I love posts like this because they apply to both work life AND life life. Julia covers helping people clarify their questions, figuring out what they already know, pointing them to documentation, explaining what you did, and more.
Project Fonos is open-source telecommunications for the cloud. This repository assembles the various components needed to deploy a telephony system. It helps VoIP integrators quickly deploy new networks and include value-added services such as Programmable Voice, Messaging, and Video.
I sincerely love the audacity on display when open source hackers sit down, roll up their sleeves, and compete with publicly traded companies. 💪
LOTS of good advice in this “4500 word doorstopper” from Ben Kuhn. I’ll climb aboard Ben’s potentially controversial opinion on virtual backgrounds:
Probably controversial. I’m speaking strictly from the point of view of immersiveness here—not e.g. expressing your individuality, making your coworkers laugh, or hiding the pile of laundry behind you. Those are all valid reasons to want to use backgrounds! Just be aware that you’re sacrificing immersiveness when you do.

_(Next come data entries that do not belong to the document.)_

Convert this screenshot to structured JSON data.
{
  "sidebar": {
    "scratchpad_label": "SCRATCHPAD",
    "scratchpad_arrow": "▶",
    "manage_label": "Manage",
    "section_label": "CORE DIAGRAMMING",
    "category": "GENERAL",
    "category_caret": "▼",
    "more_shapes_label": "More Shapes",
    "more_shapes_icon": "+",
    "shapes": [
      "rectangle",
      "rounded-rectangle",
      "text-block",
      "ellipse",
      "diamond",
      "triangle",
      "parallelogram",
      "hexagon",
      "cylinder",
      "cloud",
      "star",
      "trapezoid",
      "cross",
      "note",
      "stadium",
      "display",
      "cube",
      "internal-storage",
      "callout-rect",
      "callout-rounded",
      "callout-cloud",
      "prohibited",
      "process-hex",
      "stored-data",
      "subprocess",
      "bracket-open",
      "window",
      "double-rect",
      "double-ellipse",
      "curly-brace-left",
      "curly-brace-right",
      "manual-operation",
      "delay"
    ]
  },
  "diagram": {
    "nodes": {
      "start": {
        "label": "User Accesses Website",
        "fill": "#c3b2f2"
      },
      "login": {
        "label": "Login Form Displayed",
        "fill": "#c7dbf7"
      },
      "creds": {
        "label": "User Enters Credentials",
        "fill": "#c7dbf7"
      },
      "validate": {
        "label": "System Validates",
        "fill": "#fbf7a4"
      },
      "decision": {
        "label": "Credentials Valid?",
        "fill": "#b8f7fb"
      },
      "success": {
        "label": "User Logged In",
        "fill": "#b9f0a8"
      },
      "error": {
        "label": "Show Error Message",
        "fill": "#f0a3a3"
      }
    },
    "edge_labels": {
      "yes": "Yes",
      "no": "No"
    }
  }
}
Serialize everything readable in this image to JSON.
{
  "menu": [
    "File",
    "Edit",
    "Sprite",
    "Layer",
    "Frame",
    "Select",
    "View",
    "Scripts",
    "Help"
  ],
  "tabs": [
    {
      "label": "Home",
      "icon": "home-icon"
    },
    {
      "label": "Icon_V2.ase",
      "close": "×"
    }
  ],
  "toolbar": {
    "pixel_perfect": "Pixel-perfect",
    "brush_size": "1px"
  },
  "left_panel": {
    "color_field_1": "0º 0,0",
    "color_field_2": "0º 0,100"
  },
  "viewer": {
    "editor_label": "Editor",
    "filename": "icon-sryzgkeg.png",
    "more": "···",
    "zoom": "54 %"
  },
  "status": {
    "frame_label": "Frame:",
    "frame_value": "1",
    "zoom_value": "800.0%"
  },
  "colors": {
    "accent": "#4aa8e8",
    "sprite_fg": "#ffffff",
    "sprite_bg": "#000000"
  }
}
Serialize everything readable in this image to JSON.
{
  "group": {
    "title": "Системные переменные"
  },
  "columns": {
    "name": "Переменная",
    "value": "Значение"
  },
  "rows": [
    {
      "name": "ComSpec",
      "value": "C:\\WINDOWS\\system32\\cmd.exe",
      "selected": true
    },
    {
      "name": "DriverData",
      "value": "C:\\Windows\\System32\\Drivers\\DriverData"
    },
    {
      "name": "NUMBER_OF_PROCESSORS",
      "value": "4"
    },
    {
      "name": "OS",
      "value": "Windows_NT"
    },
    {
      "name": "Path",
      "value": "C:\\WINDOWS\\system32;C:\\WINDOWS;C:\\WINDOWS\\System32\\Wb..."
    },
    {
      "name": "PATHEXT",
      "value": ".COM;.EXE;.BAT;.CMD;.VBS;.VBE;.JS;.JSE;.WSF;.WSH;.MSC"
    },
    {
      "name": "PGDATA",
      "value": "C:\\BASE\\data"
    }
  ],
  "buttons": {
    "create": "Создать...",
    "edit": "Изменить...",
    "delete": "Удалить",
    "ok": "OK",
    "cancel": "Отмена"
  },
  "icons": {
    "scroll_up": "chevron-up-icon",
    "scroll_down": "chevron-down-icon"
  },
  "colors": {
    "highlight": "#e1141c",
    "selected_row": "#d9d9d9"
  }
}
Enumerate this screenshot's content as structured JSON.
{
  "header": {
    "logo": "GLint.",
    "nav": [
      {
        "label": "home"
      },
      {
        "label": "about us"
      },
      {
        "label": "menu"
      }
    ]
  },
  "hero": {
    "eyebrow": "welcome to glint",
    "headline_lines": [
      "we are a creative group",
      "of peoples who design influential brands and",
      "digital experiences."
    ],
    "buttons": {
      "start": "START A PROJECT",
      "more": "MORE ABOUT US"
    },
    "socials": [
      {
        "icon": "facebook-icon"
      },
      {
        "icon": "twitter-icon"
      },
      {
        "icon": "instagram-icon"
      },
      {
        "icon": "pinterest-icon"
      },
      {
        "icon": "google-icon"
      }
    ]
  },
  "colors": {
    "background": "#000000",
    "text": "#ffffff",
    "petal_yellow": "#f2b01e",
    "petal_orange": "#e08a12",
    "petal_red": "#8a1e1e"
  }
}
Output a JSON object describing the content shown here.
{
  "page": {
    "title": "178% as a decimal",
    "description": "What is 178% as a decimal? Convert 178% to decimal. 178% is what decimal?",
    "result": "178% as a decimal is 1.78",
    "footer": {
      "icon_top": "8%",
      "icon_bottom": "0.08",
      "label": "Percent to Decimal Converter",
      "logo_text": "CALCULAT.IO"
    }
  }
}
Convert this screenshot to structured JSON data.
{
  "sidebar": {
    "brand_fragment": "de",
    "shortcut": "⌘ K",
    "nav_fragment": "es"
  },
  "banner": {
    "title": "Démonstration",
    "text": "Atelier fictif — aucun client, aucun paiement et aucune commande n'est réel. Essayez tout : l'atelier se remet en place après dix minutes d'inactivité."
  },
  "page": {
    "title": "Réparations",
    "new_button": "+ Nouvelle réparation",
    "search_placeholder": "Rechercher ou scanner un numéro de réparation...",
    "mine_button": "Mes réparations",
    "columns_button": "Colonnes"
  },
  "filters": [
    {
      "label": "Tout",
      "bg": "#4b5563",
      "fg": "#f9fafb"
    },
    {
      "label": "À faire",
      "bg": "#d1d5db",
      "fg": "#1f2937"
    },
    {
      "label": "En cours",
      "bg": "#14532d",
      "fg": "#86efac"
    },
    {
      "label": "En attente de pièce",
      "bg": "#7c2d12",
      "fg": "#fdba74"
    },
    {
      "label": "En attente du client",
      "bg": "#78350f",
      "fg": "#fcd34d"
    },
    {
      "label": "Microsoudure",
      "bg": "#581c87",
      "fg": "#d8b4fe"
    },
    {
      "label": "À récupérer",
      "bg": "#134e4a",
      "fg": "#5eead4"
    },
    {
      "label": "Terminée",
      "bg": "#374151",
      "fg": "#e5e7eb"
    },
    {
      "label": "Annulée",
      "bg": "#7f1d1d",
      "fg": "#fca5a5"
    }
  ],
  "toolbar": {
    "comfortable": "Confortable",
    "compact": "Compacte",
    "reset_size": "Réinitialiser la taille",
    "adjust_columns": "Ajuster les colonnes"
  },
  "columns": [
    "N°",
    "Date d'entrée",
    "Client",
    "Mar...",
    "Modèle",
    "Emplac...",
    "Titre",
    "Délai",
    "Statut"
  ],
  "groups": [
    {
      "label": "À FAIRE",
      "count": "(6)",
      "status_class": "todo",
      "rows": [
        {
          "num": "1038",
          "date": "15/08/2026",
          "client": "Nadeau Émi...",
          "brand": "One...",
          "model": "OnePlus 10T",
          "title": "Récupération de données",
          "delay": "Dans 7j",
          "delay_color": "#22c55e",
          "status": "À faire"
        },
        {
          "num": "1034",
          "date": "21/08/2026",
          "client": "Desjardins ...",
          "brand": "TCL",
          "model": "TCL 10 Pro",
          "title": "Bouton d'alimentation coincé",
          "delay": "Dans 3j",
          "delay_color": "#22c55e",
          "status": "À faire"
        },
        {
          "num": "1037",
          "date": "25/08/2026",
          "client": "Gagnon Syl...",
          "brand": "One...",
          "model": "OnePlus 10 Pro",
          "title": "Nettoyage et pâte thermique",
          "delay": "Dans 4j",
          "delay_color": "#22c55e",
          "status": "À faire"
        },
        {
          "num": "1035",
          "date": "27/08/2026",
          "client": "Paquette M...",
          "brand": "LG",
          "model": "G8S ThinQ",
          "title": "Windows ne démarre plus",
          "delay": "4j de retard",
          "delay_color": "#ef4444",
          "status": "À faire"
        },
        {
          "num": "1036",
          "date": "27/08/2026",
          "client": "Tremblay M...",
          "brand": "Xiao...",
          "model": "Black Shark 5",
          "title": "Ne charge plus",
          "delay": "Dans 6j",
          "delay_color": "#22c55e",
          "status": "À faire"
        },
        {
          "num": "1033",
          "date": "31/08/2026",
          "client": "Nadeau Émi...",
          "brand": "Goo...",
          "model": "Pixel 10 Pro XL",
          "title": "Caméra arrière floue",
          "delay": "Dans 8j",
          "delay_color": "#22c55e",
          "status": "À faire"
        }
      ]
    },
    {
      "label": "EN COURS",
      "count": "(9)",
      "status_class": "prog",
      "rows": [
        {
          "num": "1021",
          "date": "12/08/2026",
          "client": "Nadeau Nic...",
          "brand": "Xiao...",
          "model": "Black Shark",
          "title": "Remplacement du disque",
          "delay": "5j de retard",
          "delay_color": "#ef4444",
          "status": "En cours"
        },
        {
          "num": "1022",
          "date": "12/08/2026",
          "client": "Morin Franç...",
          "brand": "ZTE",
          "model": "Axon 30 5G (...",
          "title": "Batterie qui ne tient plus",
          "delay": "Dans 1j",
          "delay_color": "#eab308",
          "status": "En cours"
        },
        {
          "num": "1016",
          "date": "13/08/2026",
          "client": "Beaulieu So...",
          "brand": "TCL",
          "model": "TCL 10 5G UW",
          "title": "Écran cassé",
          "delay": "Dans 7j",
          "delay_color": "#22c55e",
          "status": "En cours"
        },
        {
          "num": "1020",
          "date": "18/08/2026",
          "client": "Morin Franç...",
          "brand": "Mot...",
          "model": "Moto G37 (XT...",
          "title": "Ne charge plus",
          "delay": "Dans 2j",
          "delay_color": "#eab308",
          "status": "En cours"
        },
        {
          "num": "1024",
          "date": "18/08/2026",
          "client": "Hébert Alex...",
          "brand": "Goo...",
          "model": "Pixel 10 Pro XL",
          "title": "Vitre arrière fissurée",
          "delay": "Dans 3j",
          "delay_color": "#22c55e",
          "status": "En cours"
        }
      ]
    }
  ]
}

Why? Zoom’s background detection software is not very accurate, and it’ll periodically delete parts of your hair/body, make the background show through your eyeballs, etc. Plus, it’s really bad at detecting boundaries so some of the real background will show through your hair.
In the past I’ve had some problems sharing my screen with coworkers using corporate chatting solutions like Microsoft Teams. I wanted to show them some of my code, but either the stream lagged several seconds behind or the quality was so poor that my colleagues couldn’t read the code. Or both.
That’s why I created screego. It allows you to share your screen with good quality and low latency. Screego is an addition to existing software and only helps to share your screen. Nothing else (:.
Test drive the demo right here.
JS Party co-host KBall just launched a new site:
Improve your career, your relationships, and your self-confidence by becoming a better communicator.
I’ve known Kevin for awhile now and I can assure you, the dude is an excellent communicator. This, from his newsletter, resonates 100% with me:
If there’s one thing that I can point to that has contributed most to my career success, it’s been my relentless focus on improving my abilities to speak in public, write coherently, and listen carefully.
We nerded out on this stuff back on JS Party #93. I heartily suggest listening to that if you haven’t yet.
most of the time engineers get poor bug reports that they cannot act upon, which results in either the bug not getting fixed at all or additional communication between departments needed, that can be easily avoided with a good bug report.
This is a nice bug report template you can share with folks in your life (especially non-technical ones) to help them get better results when reporting bugs. Wash it down with JS Party #93 where we spend the entire episode discussing communication skills for coders.
Email communication is not my favorite but since I can’t avoid it, I am trying to compose messages in a way that I think it makes it easier for both me and the recipient:
- to quickly address what is being communicated
- avoid misunderstandings
- save time
There are some really solid tips in this post. I’ll add another one:
If your email contains multiple questions and/or requests*, number them. In my experience this greatly improves the odds that they each get addressed in the reply. When I don’t number them I usually only get the first or last one addressed.
*let’s please stop referring to requests as “asks”, kthxbai
Slack felt like the much-needed grease in the gears of our budding startup. It brought visibility to conversations that would have otherwise been trapped in an email silo. It lowered the barrier of formality that plagues email correspondence. It increased the velocity of communication.
In the beginning, this seemed like an indelible leap ahead. Fast forward five years, and I’m convinced it has become the single greatest threat to developer productivity in the modern workplace. The problem is that today’s chat tools are amplifying the troublesome parts of human nature, rather than minimizing them.
My head bobbed in agreement to just about everything he said in this piece, and I’m verrrry interested to see what he comes up with in response.
Miguel Piedrafita –a 16-year old developer– is building a community for his likeminded-peers.
CoderYouth is a teenager-only community, that is, you can only register if you are under 20.
This community is exclusive by design. On its face that exclusivity cane be a bit off-putting, but I understand what they’re trying to do.
In short, when you learn to code at a young age, your friends aren’t interested, so in CoderYouth you can connect with others with the same interests as you.